June 29th, 2011

SIndications-Antidepressants are indicated for the treatment of neuropathic pain and are more effective against the constant burning dysaesthetic type of pain. They are also useful for pain complicated by insomnia or depression.     Action-The analgesic effect is seen with doses lower than required for the treatment of depression (50-75 mg/d amitriptyline), occurs more quickly than the antidepressant effect (2-3 days) and has been documented in patients with no features of depression. The action is thought to relate to blocking the re-uptake of serotonin and noradrenaline in the central nervous system. Antidepressants can also aid analgesia by increasing night-time sedation, improving mood and relieving depression.     Drugs-For neuropathic pain, a tricyclic antidepressant (amitriptyline, imipramine or doxepin) should be used and may be superior to newer non-tricyclic antidepressants. Amitriptyline is started at a dose of 25-50 mg at night, increasing to 50-75 mg at night. If there is no benefit in one week the drug can be stopped. There is considerable individual variation in patients’ responses to different drugs, and a trial of a second antidepressant is sometimes successful.     Side effects-The side effects of these drugs (sedation, anticholinergic effects and postural hypotension) are usually mild when used in low dose for neuropathic pain.*62\55\2*


June 17th, 2011

Pneumocystis carinii pneumonia (PCP) is an infection of the lung (pneumonia) caused by a parasite called Pneumocystis carinii. The parasite appears to be in the lungs of almost everyone, presumably acquired sometime early in life. {Pneumocystis carinii is found almost exclusively in the lungs, but like most-facts in medicine, this is not an absolute, and pneu-mocystis infections have occasionally occurred in other parts of the body.) The parasite causes no problem unless the balance between the immune system and the microbial world is heavily tilted in favor of the microbe. As a result, physicians initially saw PCP mostly in malnourished children, in people with certain types of cancer, and in those who had received organ transplants. At present, over 95 percent of people with PCP have HIV infection.     The reason so many people with HIV infection get PCP is probably that the CD4 cell, which is infected by HIV, is also important in keeping Pneumocystis carinii in check. As the supply of CD4 cells decreases, Pneumocystis carinii is less constrained. In approximately 50 percent of the people with HIV infection, PCP is the first AIDS-defining diagnosis. This means that this infection is the first condition that meets the CDC’s criteria for AIDS; it also means that the loss of immune defenses is relatively severe. Without treatment, about 8t) percent of all people with AIDS will develop PCP at some time during the course of the disease.     PCP in people with AIDS evolves slowly.

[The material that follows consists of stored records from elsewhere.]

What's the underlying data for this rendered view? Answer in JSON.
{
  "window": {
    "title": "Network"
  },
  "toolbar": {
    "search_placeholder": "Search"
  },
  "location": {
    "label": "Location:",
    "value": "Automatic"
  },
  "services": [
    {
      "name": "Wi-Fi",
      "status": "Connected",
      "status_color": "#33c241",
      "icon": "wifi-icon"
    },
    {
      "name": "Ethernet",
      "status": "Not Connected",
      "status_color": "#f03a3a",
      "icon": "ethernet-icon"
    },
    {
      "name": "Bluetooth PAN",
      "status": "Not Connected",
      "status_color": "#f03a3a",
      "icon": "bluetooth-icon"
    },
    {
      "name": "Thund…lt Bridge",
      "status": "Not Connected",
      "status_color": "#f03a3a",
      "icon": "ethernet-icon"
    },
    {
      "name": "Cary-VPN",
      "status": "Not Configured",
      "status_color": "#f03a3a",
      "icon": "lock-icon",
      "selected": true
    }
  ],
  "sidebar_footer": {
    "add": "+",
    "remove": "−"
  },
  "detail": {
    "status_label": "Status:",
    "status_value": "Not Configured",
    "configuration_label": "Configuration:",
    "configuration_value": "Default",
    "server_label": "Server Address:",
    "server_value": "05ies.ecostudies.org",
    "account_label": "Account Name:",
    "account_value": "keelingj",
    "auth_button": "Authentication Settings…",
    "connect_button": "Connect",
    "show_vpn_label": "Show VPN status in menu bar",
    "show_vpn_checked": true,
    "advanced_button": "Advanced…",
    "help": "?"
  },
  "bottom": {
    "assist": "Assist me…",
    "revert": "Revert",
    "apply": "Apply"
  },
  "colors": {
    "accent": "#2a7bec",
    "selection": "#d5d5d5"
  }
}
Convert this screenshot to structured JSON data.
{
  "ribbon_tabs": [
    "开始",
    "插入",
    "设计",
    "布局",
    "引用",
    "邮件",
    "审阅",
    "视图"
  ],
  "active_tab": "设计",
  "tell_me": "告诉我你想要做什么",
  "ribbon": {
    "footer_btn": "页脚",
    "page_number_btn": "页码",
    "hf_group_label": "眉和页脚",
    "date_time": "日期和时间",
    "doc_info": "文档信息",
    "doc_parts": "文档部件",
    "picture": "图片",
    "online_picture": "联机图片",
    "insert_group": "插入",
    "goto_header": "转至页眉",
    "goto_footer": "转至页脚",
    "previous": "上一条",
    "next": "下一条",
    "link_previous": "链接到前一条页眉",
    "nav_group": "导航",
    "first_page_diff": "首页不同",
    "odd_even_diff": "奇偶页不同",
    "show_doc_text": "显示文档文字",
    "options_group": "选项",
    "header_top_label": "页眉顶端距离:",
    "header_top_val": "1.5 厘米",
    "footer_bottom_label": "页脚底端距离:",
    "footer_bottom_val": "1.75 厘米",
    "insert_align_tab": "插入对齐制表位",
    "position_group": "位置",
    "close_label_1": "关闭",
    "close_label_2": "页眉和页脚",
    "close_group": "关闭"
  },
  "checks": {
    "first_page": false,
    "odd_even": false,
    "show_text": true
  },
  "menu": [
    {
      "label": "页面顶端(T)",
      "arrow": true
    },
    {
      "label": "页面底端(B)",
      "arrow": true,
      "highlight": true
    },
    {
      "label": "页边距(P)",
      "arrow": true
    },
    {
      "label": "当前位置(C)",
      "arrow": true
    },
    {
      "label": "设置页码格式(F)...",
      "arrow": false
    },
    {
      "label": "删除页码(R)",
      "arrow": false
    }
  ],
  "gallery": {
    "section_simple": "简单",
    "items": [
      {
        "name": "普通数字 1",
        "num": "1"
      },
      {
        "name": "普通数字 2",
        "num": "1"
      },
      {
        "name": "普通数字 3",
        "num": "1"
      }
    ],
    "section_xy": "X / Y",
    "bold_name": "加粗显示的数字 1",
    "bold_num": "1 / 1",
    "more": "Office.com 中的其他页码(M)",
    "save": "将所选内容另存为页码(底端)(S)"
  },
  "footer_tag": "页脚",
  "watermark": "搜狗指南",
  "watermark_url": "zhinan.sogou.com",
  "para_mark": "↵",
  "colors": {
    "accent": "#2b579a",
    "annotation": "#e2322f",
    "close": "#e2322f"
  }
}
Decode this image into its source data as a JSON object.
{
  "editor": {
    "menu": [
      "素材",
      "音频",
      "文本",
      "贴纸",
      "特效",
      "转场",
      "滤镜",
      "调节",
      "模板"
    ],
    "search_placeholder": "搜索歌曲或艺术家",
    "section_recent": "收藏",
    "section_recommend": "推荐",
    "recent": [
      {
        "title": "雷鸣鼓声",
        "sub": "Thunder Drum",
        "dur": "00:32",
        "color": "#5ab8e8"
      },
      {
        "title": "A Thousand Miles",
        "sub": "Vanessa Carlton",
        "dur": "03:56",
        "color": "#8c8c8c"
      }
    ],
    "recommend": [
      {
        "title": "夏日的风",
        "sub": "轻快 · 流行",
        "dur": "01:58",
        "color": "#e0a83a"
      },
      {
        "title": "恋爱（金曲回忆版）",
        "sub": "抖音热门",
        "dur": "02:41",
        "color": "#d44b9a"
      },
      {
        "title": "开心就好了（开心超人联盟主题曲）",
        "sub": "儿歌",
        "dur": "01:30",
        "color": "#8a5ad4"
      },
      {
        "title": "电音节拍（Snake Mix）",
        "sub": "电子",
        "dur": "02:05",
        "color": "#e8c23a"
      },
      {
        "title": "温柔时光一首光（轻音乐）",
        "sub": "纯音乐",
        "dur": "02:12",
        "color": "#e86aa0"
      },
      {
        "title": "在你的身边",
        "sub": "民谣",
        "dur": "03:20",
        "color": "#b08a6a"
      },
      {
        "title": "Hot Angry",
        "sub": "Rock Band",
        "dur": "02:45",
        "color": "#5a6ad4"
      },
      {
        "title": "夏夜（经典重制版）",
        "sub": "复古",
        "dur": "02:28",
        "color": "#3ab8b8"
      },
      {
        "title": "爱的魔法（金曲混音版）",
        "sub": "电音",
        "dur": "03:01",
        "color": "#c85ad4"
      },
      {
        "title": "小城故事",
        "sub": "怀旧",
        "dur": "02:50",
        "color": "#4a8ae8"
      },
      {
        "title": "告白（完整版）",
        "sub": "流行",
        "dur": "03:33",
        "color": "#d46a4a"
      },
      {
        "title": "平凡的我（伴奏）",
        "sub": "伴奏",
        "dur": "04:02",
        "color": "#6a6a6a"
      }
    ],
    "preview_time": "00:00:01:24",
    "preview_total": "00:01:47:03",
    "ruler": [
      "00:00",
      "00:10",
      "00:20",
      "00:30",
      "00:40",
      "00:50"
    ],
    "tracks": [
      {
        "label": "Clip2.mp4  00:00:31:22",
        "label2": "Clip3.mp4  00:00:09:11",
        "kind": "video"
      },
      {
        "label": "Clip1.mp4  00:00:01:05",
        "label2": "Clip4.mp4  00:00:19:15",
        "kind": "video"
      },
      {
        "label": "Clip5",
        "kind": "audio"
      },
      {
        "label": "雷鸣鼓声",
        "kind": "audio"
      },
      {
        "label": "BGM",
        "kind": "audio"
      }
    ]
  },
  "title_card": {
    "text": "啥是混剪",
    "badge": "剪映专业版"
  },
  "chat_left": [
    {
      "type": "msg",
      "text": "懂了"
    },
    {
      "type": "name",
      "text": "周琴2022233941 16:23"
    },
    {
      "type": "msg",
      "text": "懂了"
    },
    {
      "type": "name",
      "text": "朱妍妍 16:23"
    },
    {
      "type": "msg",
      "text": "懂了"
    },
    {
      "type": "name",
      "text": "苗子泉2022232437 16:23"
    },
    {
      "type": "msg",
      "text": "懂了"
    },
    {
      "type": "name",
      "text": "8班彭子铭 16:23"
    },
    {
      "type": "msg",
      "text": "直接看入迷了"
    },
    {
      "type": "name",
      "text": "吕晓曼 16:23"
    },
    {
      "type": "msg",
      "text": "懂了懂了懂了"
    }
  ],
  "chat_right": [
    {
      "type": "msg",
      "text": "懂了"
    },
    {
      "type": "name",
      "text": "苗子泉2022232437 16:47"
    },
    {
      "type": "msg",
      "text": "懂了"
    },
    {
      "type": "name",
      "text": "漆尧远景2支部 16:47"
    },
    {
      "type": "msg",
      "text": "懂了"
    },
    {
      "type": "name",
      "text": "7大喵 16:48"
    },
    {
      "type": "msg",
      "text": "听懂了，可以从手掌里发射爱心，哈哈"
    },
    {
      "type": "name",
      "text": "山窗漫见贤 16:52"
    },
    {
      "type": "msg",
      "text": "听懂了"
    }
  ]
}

In fact, most people have had the symptoms for weeks before they seek medical attention. The disease can be serious, and at first approximately 25 percent of people with PCP died. The prognosis is better now because of earlier medical intervention and improved treatments.